• What you will do: Across the entries that follow, count the lines with the string "http" and reply with that count alone.

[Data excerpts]

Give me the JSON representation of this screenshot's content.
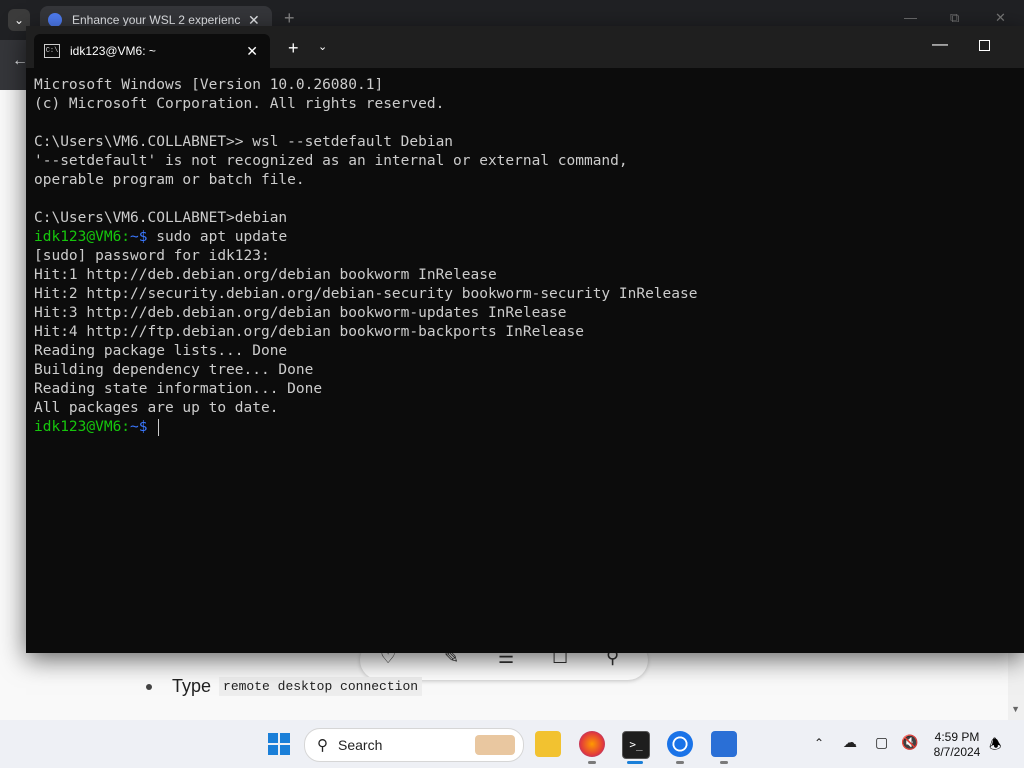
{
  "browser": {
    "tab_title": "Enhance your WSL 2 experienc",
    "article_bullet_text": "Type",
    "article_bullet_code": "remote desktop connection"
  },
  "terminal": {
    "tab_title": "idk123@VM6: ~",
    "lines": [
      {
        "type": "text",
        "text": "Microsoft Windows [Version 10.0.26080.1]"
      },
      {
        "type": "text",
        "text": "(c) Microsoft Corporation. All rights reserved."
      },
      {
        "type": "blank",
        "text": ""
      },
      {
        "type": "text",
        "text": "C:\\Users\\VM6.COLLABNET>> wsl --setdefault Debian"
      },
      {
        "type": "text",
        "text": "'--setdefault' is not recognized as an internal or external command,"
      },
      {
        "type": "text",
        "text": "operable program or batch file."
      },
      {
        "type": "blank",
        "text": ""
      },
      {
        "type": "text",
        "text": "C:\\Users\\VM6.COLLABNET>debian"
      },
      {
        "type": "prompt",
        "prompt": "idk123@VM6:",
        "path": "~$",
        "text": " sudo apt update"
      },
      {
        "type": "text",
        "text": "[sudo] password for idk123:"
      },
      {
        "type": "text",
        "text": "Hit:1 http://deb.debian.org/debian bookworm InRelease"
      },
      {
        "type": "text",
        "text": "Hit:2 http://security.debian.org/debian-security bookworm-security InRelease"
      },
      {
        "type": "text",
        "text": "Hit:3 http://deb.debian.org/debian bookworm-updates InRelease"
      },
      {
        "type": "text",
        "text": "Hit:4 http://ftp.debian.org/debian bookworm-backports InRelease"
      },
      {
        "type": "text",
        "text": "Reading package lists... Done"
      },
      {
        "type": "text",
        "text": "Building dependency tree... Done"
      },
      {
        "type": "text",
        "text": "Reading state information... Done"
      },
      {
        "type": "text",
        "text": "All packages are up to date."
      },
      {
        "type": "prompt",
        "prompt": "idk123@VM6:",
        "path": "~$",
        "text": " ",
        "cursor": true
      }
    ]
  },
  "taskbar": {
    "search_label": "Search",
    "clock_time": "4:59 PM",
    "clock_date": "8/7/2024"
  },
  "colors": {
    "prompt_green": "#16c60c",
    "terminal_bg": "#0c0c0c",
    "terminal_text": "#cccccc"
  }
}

• Output below: 4